The Christmas/wedding banquet included 70 pigs, 1,000 cod, 500 conga eels, 10,000 haddock, 1,992 hens (how specific), 1,600 partridges, 120 peacocks, 290 pheasants, 300 rabbits, 125 swans… and that was just for starters. Well it may not have been just for starters, but there was plenty more ordered too.
One guest, Benedictine monk Matthew of Paris, noted at the time: “The worldly and wanton vanity of the scene, if it were to be described in full, would produce wonder and weariness in those who heard it.”
He encouraged dressing up at Christmas, requesting that his lords and ladies wear fancy silk finery for an Arthurian-themed dinner at a specially constructed round table.
Sixty years later, Edward III was so taken with King Arthur’s legend that he created a brand new chivalrous order at Christmas – “the Order of the Garter”. His love of entertainment gave us one of our most persistent Christmas entertainments, still celebrated in some British pubs today: the mummers’ play.
Henry’s Christmases were typically grand with great pageantry. In his early reign, one Christmas dinner featured “an abundance of viands as hath beene few times seene”, including venison, peacock, swan, porpoise, seagull, and heron – the more exotic the better! It’s alleged that the Duke of Northumberland ate five swans that Christmas.
She added the goose to the Christmas dinner table. It was previously a Michaelmas dish, but when news of the Armada defeat reached her on Michaelmas Day while she was tucking into her goose, to celebrate she declared goose a celebration bird for all occasions – including Christmas. Not a great celebration for the goose, of course.
Insisted on a play for Christmas. Bad news for the actors who thought they had the day off.
Brought back Christmas, after Cromwell’s ban. Thanks Charley! He was also the first Briton to taste a pineapple, and the first to put ice cream on a ceremonial menu.
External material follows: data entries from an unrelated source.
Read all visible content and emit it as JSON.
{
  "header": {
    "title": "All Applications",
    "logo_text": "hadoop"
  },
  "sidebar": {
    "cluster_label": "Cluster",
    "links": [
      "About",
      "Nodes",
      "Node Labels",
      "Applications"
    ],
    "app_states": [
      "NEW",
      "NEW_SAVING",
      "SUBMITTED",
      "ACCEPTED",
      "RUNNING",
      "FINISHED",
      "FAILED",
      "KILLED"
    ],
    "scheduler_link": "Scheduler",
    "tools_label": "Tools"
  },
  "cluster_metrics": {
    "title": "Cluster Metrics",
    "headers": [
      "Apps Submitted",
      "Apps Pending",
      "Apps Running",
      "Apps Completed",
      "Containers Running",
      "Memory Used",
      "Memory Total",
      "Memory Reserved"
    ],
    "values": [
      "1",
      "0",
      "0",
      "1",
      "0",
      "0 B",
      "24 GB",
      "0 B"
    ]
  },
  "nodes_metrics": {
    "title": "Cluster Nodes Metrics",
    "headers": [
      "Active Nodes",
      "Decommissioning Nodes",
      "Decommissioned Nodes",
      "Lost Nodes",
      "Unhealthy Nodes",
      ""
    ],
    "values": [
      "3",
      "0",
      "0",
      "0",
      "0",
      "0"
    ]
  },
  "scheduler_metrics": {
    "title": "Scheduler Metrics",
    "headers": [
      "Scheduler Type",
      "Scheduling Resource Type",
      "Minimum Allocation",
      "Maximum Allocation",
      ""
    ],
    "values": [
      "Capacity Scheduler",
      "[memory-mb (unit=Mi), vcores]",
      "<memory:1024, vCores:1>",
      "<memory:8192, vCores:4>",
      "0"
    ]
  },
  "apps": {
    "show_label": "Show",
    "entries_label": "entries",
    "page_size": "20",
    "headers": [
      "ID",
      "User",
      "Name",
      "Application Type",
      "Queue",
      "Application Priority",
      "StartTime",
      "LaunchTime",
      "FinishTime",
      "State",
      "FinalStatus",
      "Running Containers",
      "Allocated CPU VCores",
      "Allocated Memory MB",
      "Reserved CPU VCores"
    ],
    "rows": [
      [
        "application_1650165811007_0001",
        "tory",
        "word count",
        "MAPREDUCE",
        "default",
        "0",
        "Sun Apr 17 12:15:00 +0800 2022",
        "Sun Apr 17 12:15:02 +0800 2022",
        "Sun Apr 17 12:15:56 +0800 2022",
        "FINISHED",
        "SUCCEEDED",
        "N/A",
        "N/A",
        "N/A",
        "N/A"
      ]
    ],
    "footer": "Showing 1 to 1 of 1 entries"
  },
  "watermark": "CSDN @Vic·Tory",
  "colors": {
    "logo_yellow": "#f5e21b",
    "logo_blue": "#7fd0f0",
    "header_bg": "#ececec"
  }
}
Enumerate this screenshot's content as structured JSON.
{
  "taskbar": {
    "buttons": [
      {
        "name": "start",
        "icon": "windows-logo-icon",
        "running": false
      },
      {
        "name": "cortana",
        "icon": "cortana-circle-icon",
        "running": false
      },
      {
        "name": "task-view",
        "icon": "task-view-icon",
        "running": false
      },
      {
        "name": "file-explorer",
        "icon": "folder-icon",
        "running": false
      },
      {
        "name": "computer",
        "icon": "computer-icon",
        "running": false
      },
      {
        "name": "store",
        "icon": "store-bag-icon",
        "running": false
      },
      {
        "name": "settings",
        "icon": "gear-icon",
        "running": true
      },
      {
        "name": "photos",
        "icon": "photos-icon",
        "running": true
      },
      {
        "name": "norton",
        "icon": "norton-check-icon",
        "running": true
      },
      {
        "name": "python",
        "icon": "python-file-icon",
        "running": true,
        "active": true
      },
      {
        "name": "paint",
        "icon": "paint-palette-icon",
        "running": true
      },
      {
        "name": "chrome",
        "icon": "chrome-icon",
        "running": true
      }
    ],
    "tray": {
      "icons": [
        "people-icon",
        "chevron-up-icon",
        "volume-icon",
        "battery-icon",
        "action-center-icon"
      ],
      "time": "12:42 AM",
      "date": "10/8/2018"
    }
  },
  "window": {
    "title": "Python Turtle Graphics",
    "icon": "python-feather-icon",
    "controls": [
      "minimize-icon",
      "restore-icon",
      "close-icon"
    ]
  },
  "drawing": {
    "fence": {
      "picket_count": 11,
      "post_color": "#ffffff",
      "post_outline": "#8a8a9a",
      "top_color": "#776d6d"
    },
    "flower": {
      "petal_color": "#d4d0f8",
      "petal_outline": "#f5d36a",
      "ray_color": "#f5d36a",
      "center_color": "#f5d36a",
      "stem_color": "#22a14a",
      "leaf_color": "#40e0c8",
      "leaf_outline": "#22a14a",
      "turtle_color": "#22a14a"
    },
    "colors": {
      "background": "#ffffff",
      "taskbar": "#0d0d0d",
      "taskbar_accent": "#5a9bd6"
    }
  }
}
He was served on bended knee, with a servant whose only job was to dab Charles’ mouth between forkfuls.
Table décor was sparse, but the food displays made up for it, from a two-foot high castle-shaped salt cellar to wine- owing fountains. 1671’s dinner boasted 145 dishes in the first course alone.
George I was German, and so enjoyed the plum pudding at his first English Christmas in 1714, that his new nation nicknamed him “The Plum Pudding King”. The dish was very popular; that year saw one of its first appearances, in Mary Kettilby’s recipe book A Collection of above Three Hundred Receipts in Cookery, Physick and Surgery, where it sat alongside the first recipe for orange marmalade.
I won’t go on about her. I have enough elsewhere, like here or here. Suffice to say she could eat a seven-course dinner in half an hour, and when she finished her food, all plates were cleared away – even of those who hadn’t been served yet.
We are not amused at the lack of food.
GEORGE at V:
Had a very nervous Christmas dinner in 1932, and didn’t eat a thing – he was about to give the first royal Christmas message.
To the present day… At a typical British royal Christmas, the extended family gather at Sandringham House, arriving in order of inferiority: junior royals first on 23 December, the heir to the throne joining later the next day. e youngest royals decorate the tree under supervision from the monarch, followed by German-style Christmas Eve present-opening and a formal supper.
Christmas morning sees the customary royal walk to church, possibly harking back to the Holy Days and Fasting Days Act of 1551, which states that every citizen must attend church on Christmas Day, without using any kind of vehicle. The Act was repealed in 1969, though perhaps no one ever told the Queen.
One of her favourite platters is a whole Stilton cheese, pitchforked on top with port poured on to seep through. They say it’s rather nice on a cracker, though surely you’ll dampen the bang and get a soggy crown. Then again, they’ve got enough crowns lying around.